▶ [Assignment]
What you return should be the entries, unchanged, without their pictures.

◆ ◆ ◆

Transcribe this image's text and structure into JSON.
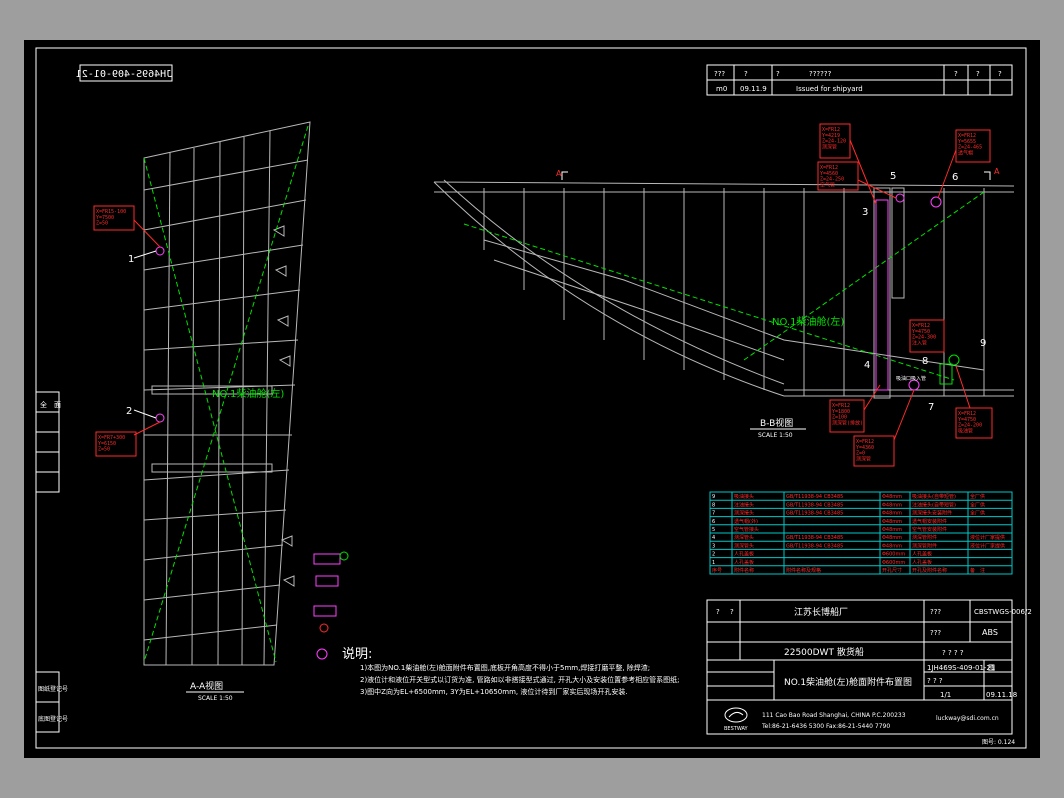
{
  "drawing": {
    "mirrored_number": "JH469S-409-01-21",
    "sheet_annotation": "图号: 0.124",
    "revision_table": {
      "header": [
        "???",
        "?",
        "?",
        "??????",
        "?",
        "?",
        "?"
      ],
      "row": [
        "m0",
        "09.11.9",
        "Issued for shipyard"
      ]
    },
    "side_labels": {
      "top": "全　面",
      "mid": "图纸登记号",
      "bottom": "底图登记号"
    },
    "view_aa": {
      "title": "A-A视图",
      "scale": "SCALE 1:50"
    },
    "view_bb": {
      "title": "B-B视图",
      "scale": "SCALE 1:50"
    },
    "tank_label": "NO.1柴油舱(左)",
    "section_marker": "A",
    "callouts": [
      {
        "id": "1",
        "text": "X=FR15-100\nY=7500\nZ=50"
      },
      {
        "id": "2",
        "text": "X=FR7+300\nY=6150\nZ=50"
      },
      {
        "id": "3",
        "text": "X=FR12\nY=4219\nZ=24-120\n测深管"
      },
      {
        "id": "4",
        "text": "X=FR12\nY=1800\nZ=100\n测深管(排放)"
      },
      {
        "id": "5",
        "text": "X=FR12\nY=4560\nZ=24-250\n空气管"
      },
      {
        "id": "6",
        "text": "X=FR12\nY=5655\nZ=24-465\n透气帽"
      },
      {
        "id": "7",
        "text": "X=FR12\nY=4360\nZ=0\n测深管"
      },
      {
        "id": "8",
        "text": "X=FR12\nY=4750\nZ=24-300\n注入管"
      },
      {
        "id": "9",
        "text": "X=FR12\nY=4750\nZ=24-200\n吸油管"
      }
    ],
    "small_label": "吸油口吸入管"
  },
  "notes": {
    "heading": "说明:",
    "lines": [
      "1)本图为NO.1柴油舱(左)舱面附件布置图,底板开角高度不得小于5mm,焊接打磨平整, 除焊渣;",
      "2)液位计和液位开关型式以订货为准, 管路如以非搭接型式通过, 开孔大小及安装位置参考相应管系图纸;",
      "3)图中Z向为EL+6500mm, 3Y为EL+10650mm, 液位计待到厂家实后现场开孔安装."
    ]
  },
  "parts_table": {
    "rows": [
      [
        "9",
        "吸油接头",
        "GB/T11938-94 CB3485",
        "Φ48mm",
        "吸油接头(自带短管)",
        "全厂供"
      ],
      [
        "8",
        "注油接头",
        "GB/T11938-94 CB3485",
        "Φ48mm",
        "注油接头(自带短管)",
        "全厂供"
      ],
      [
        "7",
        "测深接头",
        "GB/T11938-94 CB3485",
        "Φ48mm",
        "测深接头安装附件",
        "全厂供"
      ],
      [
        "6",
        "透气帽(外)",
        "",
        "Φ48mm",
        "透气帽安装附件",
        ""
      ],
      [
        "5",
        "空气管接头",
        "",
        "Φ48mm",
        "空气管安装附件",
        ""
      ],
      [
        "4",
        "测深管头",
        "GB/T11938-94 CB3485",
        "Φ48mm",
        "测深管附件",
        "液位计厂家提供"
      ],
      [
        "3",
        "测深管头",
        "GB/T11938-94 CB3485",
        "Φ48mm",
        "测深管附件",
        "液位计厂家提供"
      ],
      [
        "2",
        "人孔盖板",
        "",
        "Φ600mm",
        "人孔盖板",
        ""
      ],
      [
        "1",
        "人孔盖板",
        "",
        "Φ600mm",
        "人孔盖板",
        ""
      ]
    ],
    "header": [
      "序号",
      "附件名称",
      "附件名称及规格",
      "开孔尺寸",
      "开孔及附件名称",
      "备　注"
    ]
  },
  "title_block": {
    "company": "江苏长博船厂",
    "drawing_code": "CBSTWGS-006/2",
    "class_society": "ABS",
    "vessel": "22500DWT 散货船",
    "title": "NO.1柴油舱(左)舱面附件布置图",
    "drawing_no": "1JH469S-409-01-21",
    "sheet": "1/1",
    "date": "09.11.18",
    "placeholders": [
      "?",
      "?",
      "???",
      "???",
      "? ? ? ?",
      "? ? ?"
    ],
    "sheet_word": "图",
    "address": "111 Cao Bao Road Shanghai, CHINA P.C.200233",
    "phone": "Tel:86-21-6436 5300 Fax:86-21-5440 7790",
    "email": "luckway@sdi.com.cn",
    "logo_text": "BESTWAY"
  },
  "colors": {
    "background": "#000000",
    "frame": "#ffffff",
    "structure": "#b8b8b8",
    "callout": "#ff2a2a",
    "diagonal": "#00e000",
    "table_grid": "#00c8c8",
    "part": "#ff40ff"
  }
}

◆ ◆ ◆

▶ [Expected answer]
Transcribe this image's text and structure into JSON.
{
  "drawing": {
    "mirrored_number": "JH469S-409-01-21",
    "sheet_annotation": "图号: 0.124",
    "revision_table": {
      "header": [
        "???",
        "?",
        "?",
        "??????",
        "?",
        "?",
        "?"
      ],
      "row": [
        "m0",
        "09.11.9",
        "Issued for shipyard"
      ]
    },
    "side_labels": {
      "top": "全　面",
      "mid": "图纸登记号",
      "bottom": "底图登记号"
    },
    "view_aa": {
      "title": "A-A视图",
      "scale": "SCALE 1:50"
    },
    "view_bb": {
      "title": "B-B视图",
      "scale": "SCALE 1:50"
    },
    "tank_label": "NO.1柴油舱(左)",
    "section_marker": "A",
    "callouts": [
      {
        "id": "1",
        "text": "X=FR15-100\nY=7500\nZ=50"
      },
      {
        "id": "2",
        "text": "X=FR7+300\nY=6150\nZ=50"
      },
      {
        "id": "3",
        "text": "X=FR12\nY=4219\nZ=24-120\n测深管"
      },
      {
        "id": "4",
        "text": "X=FR12\nY=1800\nZ=100\n测深管(排放)"
      },
      {
        "id": "5",
        "text": "X=FR12\nY=4560\nZ=24-250\n空气管"
      },
      {
        "id": "6",
        "text": "X=FR12\nY=5655\nZ=24-465\n透气帽"
      },
      {
        "id": "7",
        "text": "X=FR12\nY=4360\nZ=0\n测深管"
      },
      {
        "id": "8",
        "text": "X=FR12\nY=4750\nZ=24-300\n注入管"
      },
      {
        "id": "9",
        "text": "X=FR12\nY=4750\nZ=24-200\n吸油管"
      }
    ],
    "small_label": "吸油口吸入管"
  },
  "notes": {
    "heading": "说明:",
    "lines": [
      "1)本图为NO.1柴油舱(左)舱面附件布置图,底板开角高度不得小于5mm,焊接打磨平整, 除焊渣;",
      "2)液位计和液位开关型式以订货为准, 管路如以非搭接型式通过, 开孔大小及安装位置参考相应管系图纸;",
      "3)图中Z向为EL+6500mm, 3Y为EL+10650mm, 液位计待到厂家实后现场开孔安装."
    ]
  },
  "parts_table": {
    "rows": [
      [
        "9",
        "吸油接头",
        "GB/T11938-94 CB3485",
        "Φ48mm",
        "吸油接头(自带短管)",
        "全厂供"
      ],
      [
        "8",
        "注油接头",
        "GB/T11938-94 CB3485",
        "Φ48mm",
        "注油接头(自带短管)",
        "全厂供"
      ],
      [
        "7",
        "测深接头",
        "GB/T11938-94 CB3485",
        "Φ48mm",
        "测深接头安装附件",
        "全厂供"
      ],
      [
        "6",
        "透气帽(外)",
        "",
        "Φ48mm",
        "透气帽安装附件",
        ""
      ],
      [
        "5",
        "空气管接头",
        "",
        "Φ48mm",
        "空气管安装附件",
        ""
      ],
      [
        "4",
        "测深管头",
        "GB/T11938-94 CB3485",
        "Φ48mm",
        "测深管附件",
        "液位计厂家提供"
      ],
      [
        "3",
        "测深管头",
        "GB/T11938-94 CB3485",
        "Φ48mm",
        "测深管附件",
        "液位计厂家提供"
      ],
      [
        "2",
        "人孔盖板",
        "",
        "Φ600mm",
        "人孔盖板",
        ""
      ],
      [
        "1",
        "人孔盖板",
        "",
        "Φ600mm",
        "人孔盖板",
        ""
      ]
    ],
    "header": [
      "序号",
      "附件名称",
      "附件名称及规格",
      "开孔尺寸",
      "开孔及附件名称",
      "备　注"
    ]
  },
  "title_block": {
    "company": "江苏长博船厂",
    "drawing_code": "CBSTWGS-006/2",
    "class_society": "ABS",
    "vessel": "22500DWT 散货船",
    "title": "NO.1柴油舱(左)舱面附件布置图",
    "drawing_no": "1JH469S-409-01-21",
    "sheet": "1/1",
    "date": "09.11.18",
    "placeholders": [
      "?",
      "?",
      "???",
      "???",
      "? ? ? ?",
      "? ? ?"
    ],
    "sheet_word": "图",
    "address": "111 Cao Bao Road Shanghai, CHINA P.C.200233",
    "phone": "Tel:86-21-6436 5300 Fax:86-21-5440 7790",
    "email": "luckway@sdi.com.cn",
    "logo_text": "BESTWAY"
  },
  "colors": {
    "background": "#000000",
    "frame": "#ffffff",
    "structure": "#b8b8b8",
    "callout": "#ff2a2a",
    "diagonal": "#00e000",
    "table_grid": "#00c8c8",
    "part": "#ff40ff"
  }
}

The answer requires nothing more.